### TASK TO COMPLETE
Look through the data for the string "price". Copy every line where it is found.
━━━━━ SUPPLIED RECORDS
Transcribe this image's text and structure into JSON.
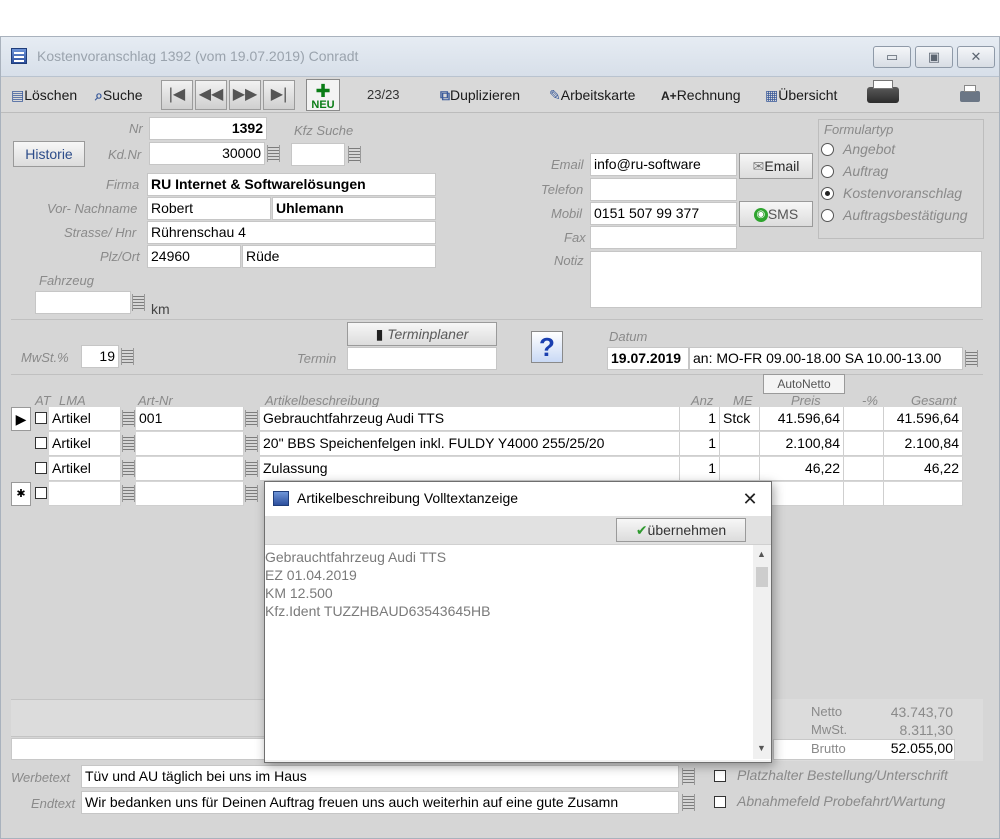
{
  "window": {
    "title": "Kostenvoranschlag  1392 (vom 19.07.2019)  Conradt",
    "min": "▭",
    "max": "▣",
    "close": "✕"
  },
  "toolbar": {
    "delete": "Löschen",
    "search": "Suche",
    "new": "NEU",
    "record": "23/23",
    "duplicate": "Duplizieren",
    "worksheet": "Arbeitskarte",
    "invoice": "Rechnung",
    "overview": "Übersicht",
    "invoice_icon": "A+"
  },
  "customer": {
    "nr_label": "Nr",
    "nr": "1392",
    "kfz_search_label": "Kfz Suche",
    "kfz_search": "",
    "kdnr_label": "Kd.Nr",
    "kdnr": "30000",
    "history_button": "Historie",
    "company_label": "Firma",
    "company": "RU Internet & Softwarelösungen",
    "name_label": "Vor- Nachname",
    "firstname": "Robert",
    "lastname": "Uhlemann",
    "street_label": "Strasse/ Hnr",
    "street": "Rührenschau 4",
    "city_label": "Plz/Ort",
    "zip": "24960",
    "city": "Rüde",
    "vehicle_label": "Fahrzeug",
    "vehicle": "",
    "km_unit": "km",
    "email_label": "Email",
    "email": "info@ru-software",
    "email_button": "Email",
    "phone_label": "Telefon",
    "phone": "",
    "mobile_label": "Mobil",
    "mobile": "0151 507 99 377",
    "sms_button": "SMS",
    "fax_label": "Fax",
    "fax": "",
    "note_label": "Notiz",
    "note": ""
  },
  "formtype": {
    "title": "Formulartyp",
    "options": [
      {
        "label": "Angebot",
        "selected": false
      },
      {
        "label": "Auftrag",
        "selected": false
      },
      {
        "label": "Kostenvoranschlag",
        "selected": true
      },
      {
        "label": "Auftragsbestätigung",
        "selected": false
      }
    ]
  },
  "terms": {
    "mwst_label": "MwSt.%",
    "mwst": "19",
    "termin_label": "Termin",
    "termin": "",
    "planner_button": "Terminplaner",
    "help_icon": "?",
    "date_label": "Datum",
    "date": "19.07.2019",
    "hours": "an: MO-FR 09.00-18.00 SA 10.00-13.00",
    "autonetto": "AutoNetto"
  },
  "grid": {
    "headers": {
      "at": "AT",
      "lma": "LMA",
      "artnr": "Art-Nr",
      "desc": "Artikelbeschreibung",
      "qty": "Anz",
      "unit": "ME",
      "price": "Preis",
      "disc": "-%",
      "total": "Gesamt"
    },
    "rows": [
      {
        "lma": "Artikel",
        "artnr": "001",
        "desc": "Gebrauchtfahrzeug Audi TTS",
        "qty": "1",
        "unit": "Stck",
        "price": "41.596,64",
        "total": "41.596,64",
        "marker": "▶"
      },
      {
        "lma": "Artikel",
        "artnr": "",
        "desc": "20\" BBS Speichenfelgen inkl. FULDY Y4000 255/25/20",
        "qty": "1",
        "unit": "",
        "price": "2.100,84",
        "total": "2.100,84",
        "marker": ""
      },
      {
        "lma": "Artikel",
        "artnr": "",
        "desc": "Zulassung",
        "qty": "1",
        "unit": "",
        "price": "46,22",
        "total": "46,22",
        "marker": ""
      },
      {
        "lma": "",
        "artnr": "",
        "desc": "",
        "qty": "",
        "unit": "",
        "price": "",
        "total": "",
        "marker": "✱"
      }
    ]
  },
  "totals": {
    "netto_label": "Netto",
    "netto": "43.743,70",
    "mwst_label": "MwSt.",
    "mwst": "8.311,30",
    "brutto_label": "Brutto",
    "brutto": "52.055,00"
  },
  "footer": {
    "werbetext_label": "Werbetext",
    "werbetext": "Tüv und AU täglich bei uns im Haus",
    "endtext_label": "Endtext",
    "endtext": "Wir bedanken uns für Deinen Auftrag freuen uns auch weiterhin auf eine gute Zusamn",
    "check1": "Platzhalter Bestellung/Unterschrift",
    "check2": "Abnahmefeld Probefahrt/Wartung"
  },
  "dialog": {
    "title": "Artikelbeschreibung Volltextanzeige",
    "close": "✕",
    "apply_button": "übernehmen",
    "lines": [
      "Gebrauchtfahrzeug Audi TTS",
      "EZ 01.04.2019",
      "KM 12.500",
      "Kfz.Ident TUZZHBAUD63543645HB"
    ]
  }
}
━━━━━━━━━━
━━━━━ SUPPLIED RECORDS
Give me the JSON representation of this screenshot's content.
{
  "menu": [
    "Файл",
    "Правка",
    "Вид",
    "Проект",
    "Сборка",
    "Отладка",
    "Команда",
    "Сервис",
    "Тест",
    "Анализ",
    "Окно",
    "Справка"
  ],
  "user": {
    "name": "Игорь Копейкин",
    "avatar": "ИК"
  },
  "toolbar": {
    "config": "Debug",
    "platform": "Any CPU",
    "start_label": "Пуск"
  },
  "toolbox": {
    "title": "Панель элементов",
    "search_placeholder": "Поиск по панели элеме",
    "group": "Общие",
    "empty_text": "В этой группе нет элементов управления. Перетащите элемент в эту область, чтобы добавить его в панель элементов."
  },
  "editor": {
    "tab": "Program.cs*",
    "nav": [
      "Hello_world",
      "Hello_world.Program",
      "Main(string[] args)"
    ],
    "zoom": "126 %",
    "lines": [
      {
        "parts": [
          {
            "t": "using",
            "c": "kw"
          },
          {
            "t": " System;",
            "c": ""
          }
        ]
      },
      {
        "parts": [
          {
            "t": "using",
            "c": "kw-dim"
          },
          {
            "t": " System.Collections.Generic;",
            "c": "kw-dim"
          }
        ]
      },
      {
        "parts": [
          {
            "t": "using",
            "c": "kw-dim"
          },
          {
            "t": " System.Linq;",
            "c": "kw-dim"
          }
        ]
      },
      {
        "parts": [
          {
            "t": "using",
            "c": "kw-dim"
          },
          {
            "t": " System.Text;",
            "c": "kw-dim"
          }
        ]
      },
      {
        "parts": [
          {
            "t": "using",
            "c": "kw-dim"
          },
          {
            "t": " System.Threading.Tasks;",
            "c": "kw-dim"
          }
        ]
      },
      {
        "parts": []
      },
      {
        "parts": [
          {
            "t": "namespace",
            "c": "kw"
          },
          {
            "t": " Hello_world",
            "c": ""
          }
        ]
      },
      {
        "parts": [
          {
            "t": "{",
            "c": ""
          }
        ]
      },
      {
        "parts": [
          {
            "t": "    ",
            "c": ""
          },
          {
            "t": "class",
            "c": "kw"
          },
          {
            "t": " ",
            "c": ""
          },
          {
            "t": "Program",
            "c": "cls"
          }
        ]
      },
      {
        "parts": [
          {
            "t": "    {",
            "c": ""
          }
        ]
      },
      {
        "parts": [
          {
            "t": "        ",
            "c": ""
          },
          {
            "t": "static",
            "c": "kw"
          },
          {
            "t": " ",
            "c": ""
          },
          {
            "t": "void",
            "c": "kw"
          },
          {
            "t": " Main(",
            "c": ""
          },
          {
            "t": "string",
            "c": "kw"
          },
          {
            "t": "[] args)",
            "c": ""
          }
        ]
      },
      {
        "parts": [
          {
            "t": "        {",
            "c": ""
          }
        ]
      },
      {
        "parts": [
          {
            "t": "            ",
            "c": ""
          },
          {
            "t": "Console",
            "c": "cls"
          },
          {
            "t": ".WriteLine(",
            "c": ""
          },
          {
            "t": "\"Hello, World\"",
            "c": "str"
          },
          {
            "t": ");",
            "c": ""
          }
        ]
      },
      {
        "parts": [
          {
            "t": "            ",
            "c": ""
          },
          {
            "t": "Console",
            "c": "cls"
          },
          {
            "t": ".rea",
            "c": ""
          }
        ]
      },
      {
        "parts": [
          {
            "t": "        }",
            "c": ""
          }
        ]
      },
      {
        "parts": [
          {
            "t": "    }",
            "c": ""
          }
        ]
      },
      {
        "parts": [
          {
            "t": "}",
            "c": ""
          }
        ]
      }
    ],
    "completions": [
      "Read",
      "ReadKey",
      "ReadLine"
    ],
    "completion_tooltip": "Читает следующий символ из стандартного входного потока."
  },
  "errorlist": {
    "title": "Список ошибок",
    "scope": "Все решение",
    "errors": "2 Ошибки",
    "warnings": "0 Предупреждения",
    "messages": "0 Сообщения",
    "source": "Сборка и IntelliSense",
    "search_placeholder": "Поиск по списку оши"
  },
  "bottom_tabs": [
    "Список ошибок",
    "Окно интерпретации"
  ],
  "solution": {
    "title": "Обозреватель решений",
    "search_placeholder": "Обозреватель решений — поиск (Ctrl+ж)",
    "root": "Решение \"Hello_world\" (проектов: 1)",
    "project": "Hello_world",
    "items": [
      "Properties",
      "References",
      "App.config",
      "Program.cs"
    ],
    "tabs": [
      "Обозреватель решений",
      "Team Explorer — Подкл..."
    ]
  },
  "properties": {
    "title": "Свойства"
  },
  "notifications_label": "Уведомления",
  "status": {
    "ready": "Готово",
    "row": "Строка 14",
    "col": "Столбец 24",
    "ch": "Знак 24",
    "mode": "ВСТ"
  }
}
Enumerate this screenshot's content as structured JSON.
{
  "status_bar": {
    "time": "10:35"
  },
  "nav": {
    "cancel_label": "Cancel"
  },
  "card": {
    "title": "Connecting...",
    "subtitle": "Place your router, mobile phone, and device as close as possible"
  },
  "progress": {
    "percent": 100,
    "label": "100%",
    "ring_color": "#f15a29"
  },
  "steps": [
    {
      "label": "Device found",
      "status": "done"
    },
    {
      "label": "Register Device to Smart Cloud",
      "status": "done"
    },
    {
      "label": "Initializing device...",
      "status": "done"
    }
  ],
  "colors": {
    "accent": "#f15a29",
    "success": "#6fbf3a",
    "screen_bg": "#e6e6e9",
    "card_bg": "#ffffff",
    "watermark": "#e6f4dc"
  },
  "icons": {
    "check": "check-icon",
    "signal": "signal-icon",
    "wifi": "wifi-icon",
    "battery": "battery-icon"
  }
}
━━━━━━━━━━
### FINISHED EXERCISE
      "price": "Preis",
        "price": "41.596,64",
        "price": "2.100,84",
        "price": "46,22",
        "price": "",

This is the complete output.